**WHAT THE TASK REQUIRES:**
Throughout the entries below, report every line where "title" is found.

**Entries from a dataset of interfaces:**
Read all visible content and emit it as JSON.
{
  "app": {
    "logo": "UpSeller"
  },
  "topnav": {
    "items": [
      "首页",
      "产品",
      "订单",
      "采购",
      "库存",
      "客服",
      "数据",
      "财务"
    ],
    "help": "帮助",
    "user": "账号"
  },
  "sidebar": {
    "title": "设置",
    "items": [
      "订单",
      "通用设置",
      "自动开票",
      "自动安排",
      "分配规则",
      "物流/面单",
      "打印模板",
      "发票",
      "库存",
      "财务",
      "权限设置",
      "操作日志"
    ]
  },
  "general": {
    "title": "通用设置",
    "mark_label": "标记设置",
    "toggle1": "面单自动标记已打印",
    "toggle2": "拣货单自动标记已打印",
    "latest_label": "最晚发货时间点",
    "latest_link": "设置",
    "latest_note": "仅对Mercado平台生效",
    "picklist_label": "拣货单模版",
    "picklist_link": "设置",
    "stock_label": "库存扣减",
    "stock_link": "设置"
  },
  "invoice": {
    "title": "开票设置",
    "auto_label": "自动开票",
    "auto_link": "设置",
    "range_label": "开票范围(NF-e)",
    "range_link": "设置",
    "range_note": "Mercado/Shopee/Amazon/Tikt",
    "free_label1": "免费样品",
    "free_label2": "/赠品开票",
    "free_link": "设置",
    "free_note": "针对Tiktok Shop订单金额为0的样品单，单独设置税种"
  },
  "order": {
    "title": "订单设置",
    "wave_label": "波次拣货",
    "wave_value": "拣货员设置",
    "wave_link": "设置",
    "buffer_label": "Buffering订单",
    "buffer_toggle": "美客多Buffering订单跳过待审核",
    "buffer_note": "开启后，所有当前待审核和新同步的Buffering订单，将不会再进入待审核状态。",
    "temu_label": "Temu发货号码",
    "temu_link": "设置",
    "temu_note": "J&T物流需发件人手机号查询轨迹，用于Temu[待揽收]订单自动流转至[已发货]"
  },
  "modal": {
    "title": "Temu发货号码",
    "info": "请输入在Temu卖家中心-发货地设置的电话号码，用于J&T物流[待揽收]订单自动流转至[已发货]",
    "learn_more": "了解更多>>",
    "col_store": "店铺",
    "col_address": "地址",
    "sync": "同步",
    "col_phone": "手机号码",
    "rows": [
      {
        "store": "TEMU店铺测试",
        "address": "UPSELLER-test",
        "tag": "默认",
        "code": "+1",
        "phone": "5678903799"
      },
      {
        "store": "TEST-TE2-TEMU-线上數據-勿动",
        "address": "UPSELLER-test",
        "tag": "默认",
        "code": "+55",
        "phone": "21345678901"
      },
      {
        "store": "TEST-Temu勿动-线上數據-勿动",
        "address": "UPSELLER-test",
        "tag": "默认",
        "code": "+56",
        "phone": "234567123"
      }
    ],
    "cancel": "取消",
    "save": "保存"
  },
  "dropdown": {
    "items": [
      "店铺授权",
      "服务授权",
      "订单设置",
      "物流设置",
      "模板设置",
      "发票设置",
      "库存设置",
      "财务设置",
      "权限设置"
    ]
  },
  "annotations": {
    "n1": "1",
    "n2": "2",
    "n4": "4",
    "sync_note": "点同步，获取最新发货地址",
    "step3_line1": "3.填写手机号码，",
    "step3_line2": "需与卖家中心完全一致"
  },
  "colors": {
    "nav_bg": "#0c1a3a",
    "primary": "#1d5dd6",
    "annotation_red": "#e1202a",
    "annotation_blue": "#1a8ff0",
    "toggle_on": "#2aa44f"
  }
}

**TASK ANSWER:**
    "title": "设置",
    "title": "通用设置",
    "title": "开票设置",
    "title": "订单设置",
    "title": "Temu发货号码",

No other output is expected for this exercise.